Instructions to follow:
Could you output the complete listing given below exactly?

Given records:

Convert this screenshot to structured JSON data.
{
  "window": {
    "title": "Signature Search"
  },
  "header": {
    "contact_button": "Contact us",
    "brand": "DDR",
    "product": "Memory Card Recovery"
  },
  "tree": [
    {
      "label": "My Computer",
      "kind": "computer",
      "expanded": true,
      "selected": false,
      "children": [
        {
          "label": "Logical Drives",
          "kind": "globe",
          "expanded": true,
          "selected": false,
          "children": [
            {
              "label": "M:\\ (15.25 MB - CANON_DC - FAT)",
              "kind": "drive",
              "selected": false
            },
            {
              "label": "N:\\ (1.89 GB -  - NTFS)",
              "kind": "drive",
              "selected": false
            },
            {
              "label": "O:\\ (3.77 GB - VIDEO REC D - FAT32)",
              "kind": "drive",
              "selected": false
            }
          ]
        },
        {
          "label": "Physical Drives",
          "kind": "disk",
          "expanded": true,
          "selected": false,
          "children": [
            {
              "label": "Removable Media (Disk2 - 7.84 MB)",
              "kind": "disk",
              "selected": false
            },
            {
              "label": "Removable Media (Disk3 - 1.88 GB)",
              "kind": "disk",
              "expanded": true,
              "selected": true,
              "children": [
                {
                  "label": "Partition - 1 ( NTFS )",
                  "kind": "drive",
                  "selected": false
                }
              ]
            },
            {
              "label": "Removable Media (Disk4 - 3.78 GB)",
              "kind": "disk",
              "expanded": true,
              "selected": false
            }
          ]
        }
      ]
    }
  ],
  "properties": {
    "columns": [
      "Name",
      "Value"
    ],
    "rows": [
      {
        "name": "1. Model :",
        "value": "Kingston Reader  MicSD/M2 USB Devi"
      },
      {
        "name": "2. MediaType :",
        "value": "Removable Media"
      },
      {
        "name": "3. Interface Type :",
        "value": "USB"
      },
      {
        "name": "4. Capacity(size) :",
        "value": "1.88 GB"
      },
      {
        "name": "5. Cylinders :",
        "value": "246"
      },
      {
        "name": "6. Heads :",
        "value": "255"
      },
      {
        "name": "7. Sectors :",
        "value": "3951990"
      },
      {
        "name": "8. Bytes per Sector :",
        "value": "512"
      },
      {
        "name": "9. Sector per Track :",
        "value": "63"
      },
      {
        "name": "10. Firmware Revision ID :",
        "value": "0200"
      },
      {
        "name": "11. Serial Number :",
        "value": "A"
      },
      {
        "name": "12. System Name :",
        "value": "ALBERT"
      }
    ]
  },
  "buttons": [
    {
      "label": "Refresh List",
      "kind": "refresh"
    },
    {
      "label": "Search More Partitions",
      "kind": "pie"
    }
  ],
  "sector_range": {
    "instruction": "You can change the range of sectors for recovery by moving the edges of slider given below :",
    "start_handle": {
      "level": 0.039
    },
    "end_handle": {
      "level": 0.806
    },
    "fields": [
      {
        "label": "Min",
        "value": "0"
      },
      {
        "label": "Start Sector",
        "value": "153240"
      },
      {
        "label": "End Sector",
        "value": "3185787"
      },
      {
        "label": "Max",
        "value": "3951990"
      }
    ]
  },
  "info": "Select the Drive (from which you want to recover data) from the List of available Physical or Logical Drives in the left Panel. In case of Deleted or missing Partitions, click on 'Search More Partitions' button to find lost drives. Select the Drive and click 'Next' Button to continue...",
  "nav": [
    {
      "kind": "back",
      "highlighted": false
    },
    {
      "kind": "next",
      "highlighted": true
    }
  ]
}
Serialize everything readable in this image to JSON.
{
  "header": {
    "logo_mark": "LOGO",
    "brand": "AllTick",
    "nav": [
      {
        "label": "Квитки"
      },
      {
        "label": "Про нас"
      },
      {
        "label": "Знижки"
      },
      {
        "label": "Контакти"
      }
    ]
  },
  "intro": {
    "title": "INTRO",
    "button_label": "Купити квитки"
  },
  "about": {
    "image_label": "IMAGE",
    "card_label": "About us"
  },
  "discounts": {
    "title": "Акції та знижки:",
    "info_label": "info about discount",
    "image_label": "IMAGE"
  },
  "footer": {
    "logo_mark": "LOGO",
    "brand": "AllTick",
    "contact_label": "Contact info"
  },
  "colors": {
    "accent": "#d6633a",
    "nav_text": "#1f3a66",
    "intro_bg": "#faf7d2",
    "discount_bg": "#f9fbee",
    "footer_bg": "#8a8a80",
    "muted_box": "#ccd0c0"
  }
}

Task result:
Convert this screenshot to structured JSON data.
{
  "window": {
    "title": "Signature Search"
  },
  "header": {
    "contact_button": "Contact us",
    "brand": "DDR",
    "product": "Memory Card Recovery"
  },
  "tree": [
    {
      "label": "My Computer",
      "kind": "computer",
      "expanded": true,
      "selected": false,
      "children": [
        {
          "label": "Logical Drives",
          "kind": "globe",
          "expanded": true,
          "selected": false,
          "children": [
            {
              "label": "M:\\ (15.25 MB - CANON_DC - FAT)",
              "kind": "drive",
              "selected": false
            },
            {
              "label": "N:\\ (1.89 GB -  - NTFS)",
              "kind": "drive",
              "selected": false
            },
            {
              "label": "O:\\ (3.77 GB - VIDEO REC D - FAT32)",
              "kind": "drive",
              "selected": false
            }
          ]
        },
        {
          "label": "Physical Drives",
          "kind": "disk",
          "expanded": true,
          "selected": false,
          "children": [
            {
              "label": "Removable Media (Disk2 - 7.84 MB)",
              "kind": "disk",
              "selected": false
            },
            {
              "label": "Removable Media (Disk3 - 1.88 GB)",
              "kind": "disk",
              "expanded": true,
              "selected": true,
              "children": [
                {
                  "label": "Partition - 1 ( NTFS )",
                  "kind": "drive",
                  "selected": false
                }
              ]
            },
            {
              "label": "Removable Media (Disk4 - 3.78 GB)",
              "kind": "disk",
              "expanded": true,
              "selected": false
            }
          ]
        }
      ]
    }
  ],
  "properties": {
    "columns": [
      "Name",
      "Value"
    ],
    "rows": [
      {
        "name": "1. Model :",
        "value": "Kingston Reader  MicSD/M2 USB Devi"
      },
      {
        "name": "2. MediaType :",
        "value": "Removable Media"
      },
      {
        "name": "3. Interface Type :",
        "value": "USB"
      },
      {
        "name": "4. Capacity(size) :",
        "value": "1.88 GB"
      },
      {
        "name": "5. Cylinders :",
        "value": "246"
      },
      {
        "name": "6. Heads :",
        "value": "255"
      },
      {
        "name": "7. Sectors :",
        "value": "3951990"
      },
      {
        "name": "8. Bytes per Sector :",
        "value": "512"
      },
      {
        "name": "9. Sector per Track :",
        "value": "63"
      },
      {
        "name": "10. Firmware Revision ID :",
        "value": "0200"
      },
      {
        "name": "11. Serial Number :",
        "value": "A"
      },
      {
        "name": "12. System Name :",
        "value": "ALBERT"
      }
    ]
  },
  "buttons": [
    {
      "label": "Refresh List",
      "kind": "refresh"
    },
    {
      "label": "Search More Partitions",
      "kind": "pie"
    }
  ],
  "sector_range": {
    "instruction": "You can change the range of sectors for recovery by moving the edges of slider given below :",
    "start_handle": {
      "level": 0.039
    },
    "end_handle": {
      "level": 0.806
    },
    "fields": [
      {
        "label": "Min",
        "value": "0"
      },
      {
        "label": "Start Sector",
        "value": "153240"
      },
      {
        "label": "End Sector",
        "value": "3185787"
      },
      {
        "label": "Max",
        "value": "3951990"
      }
    ]
  },
  "info": "Select the Drive (from which you want to recover data) from the List of available Physical or Logical Drives in the left Panel. In case of Deleted or missing Partitions, click on 'Search More Partitions' button to find lost drives. Select the Drive and click 'Next' Button to continue...",
  "nav": [
    {
      "kind": "back",
      "highlighted": false
    },
    {
      "kind": "next",
      "highlighted": true
    }
  ]
}
Serialize everything readable in this image to JSON.
{
  "header": {
    "logo_mark": "LOGO",
    "brand": "AllTick",
    "nav": [
      {
        "label": "Квитки"
      },
      {
        "label": "Про нас"
      },
      {
        "label": "Знижки"
      },
      {
        "label": "Контакти"
      }
    ]
  },
  "intro": {
    "title": "INTRO",
    "button_label": "Купити квитки"
  },
  "about": {
    "image_label": "IMAGE",
    "card_label": "About us"
  },
  "discounts": {
    "title": "Акції та знижки:",
    "info_label": "info about discount",
    "image_label": "IMAGE"
  },
  "footer": {
    "logo_mark": "LOGO",
    "brand": "AllTick",
    "contact_label": "Contact info"
  },
  "colors": {
    "accent": "#d6633a",
    "nav_text": "#1f3a66",
    "intro_bg": "#faf7d2",
    "discount_bg": "#f9fbee",
    "footer_bg": "#8a8a80",
    "muted_box": "#ccd0c0"
  }
}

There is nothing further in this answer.